The answer should consist of all the records, written out word for word.
━━ DATASET CONTENT
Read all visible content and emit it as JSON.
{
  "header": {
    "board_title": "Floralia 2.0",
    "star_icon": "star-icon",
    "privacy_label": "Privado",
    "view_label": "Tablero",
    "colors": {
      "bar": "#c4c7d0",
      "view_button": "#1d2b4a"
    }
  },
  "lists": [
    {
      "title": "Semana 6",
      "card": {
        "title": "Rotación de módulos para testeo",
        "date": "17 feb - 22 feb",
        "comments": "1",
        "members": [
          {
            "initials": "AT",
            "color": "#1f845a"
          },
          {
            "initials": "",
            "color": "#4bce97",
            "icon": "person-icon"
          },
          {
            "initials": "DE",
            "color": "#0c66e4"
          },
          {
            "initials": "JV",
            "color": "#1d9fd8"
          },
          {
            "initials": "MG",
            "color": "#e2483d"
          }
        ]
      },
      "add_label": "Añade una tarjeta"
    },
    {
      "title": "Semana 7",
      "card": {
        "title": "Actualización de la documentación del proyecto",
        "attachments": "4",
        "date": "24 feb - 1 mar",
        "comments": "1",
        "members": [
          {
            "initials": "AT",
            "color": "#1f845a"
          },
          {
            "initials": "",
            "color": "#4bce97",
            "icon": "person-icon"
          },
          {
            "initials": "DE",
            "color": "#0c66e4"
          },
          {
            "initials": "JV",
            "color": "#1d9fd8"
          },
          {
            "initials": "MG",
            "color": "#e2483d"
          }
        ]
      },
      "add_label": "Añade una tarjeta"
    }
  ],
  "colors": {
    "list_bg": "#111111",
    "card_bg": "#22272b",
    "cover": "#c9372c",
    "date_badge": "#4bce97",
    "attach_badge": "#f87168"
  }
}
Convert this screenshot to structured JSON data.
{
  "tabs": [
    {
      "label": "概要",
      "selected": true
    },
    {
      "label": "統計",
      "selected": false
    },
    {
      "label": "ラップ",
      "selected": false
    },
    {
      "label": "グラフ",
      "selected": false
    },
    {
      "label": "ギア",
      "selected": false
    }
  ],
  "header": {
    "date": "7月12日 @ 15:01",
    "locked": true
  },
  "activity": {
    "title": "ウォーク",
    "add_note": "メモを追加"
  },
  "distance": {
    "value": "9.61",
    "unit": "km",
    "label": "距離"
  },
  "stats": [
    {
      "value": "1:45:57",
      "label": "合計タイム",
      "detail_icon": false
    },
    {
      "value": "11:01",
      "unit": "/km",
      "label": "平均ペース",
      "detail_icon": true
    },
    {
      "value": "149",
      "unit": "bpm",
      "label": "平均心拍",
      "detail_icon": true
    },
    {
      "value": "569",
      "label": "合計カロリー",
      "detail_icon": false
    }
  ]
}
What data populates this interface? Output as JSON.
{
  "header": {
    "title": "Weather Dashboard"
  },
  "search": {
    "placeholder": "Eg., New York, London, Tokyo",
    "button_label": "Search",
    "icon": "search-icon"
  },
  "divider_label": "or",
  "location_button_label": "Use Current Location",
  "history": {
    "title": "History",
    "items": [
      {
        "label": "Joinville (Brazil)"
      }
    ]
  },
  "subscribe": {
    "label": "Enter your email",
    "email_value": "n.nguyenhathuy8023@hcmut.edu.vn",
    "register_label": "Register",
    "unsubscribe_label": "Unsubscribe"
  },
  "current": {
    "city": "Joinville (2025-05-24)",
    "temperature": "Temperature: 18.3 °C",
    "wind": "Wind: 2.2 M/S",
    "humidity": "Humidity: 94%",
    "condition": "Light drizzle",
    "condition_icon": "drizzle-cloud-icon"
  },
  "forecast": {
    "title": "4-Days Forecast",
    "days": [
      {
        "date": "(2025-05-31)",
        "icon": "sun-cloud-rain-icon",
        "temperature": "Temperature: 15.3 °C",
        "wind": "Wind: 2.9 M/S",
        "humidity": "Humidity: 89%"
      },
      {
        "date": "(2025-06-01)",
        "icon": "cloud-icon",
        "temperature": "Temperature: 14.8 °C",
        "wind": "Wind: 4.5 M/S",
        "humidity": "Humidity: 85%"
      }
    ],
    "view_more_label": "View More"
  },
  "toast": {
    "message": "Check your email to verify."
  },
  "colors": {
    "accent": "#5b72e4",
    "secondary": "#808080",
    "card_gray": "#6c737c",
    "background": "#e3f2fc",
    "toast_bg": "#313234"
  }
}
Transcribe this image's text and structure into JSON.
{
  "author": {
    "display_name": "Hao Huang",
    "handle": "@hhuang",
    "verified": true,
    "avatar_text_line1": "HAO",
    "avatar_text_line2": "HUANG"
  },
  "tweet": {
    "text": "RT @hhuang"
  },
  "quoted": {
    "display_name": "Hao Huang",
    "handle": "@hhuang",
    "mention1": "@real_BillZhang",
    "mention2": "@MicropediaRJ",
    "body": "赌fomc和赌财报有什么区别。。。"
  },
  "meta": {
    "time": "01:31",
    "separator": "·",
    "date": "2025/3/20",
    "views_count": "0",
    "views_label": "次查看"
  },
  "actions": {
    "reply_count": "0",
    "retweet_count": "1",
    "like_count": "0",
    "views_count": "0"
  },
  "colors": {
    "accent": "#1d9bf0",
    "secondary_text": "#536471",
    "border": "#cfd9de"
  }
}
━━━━
• [RESULT]
Read all visible content and emit it as JSON.
{
  "header": {
    "board_title": "Floralia 2.0",
    "star_icon": "star-icon",
    "privacy_label": "Privado",
    "view_label": "Tablero",
    "colors": {
      "bar": "#c4c7d0",
      "view_button": "#1d2b4a"
    }
  },
  "lists": [
    {
      "title": "Semana 6",
      "card": {
        "title": "Rotación de módulos para testeo",
        "date": "17 feb - 22 feb",
        "comments": "1",
        "members": [
          {
            "initials": "AT",
            "color": "#1f845a"
          },
          {
            "initials": "",
            "color": "#4bce97",
            "icon": "person-icon"
          },
          {
            "initials": "DE",
            "color": "#0c66e4"
          },
          {
            "initials": "JV",
            "color": "#1d9fd8"
          },
          {
            "initials": "MG",
            "color": "#e2483d"
          }
        ]
      },
      "add_label": "Añade una tarjeta"
    },
    {
      "title": "Semana 7",
      "card": {
        "title": "Actualización de la documentación del proyecto",
        "attachments": "4",
        "date": "24 feb - 1 mar",
        "comments": "1",
        "members": [
          {
            "initials": "AT",
            "color": "#1f845a"
          },
          {
            "initials": "",
            "color": "#4bce97",
            "icon": "person-icon"
          },
          {
            "initials": "DE",
            "color": "#0c66e4"
          },
          {
            "initials": "JV",
            "color": "#1d9fd8"
          },
          {
            "initials": "MG",
            "color": "#e2483d"
          }
        ]
      },
      "add_label": "Añade una tarjeta"
    }
  ],
  "colors": {
    "list_bg": "#111111",
    "card_bg": "#22272b",
    "cover": "#c9372c",
    "date_badge": "#4bce97",
    "attach_badge": "#f87168"
  }
}
Convert this screenshot to structured JSON data.
{
  "tabs": [
    {
      "label": "概要",
      "selected": true
    },
    {
      "label": "統計",
      "selected": false
    },
    {
      "label": "ラップ",
      "selected": false
    },
    {
      "label": "グラフ",
      "selected": false
    },
    {
      "label": "ギア",
      "selected": false
    }
  ],
  "header": {
    "date": "7月12日 @ 15:01",
    "locked": true
  },
  "activity": {
    "title": "ウォーク",
    "add_note": "メモを追加"
  },
  "distance": {
    "value": "9.61",
    "unit": "km",
    "label": "距離"
  },
  "stats": [
    {
      "value": "1:45:57",
      "label": "合計タイム",
      "detail_icon": false
    },
    {
      "value": "11:01",
      "unit": "/km",
      "label": "平均ペース",
      "detail_icon": true
    },
    {
      "value": "149",
      "unit": "bpm",
      "label": "平均心拍",
      "detail_icon": true
    },
    {
      "value": "569",
      "label": "合計カロリー",
      "detail_icon": false
    }
  ]
}
What data populates this interface? Output as JSON.
{
  "header": {
    "title": "Weather Dashboard"
  },
  "search": {
    "placeholder": "Eg., New York, London, Tokyo",
    "button_label": "Search",
    "icon": "search-icon"
  },
  "divider_label": "or",
  "location_button_label": "Use Current Location",
  "history": {
    "title": "History",
    "items": [
      {
        "label": "Joinville (Brazil)"
      }
    ]
  },
  "subscribe": {
    "label": "Enter your email",
    "email_value": "n.nguyenhathuy8023@hcmut.edu.vn",
    "register_label": "Register",
    "unsubscribe_label": "Unsubscribe"
  },
  "current": {
    "city": "Joinville (2025-05-24)",
    "temperature": "Temperature: 18.3 °C",
    "wind": "Wind: 2.2 M/S",
    "humidity": "Humidity: 94%",
    "condition": "Light drizzle",
    "condition_icon": "drizzle-cloud-icon"
  },
  "forecast": {
    "title": "4-Days Forecast",
    "days": [
      {
        "date": "(2025-05-31)",
        "icon": "sun-cloud-rain-icon",
        "temperature": "Temperature: 15.3 °C",
        "wind": "Wind: 2.9 M/S",
        "humidity": "Humidity: 89%"
      },
      {
        "date": "(2025-06-01)",
        "icon": "cloud-icon",
        "temperature": "Temperature: 14.8 °C",
        "wind": "Wind: 4.5 M/S",
        "humidity": "Humidity: 85%"
      }
    ],
    "view_more_label": "View More"
  },
  "toast": {
    "message": "Check your email to verify."
  },
  "colors": {
    "accent": "#5b72e4",
    "secondary": "#808080",
    "card_gray": "#6c737c",
    "background": "#e3f2fc",
    "toast_bg": "#313234"
  }
}
Transcribe this image's text and structure into JSON.
{
  "author": {
    "display_name": "Hao Huang",
    "handle": "@hhuang",
    "verified": true,
    "avatar_text_line1": "HAO",
    "avatar_text_line2": "HUANG"
  },
  "tweet": {
    "text": "RT @hhuang"
  },
  "quoted": {
    "display_name": "Hao Huang",
    "handle": "@hhuang",
    "mention1": "@real_BillZhang",
    "mention2": "@MicropediaRJ",
    "body": "赌fomc和赌财报有什么区别。。。"
  },
  "meta": {
    "time": "01:31",
    "separator": "·",
    "date": "2025/3/20",
    "views_count": "0",
    "views_label": "次查看"
  },
  "actions": {
    "reply_count": "0",
    "retweet_count": "1",
    "like_count": "0",
    "views_count": "0"
  },
  "colors": {
    "accent": "#1d9bf0",
    "secondary_text": "#536471",
    "border": "#cfd9de"
  }
}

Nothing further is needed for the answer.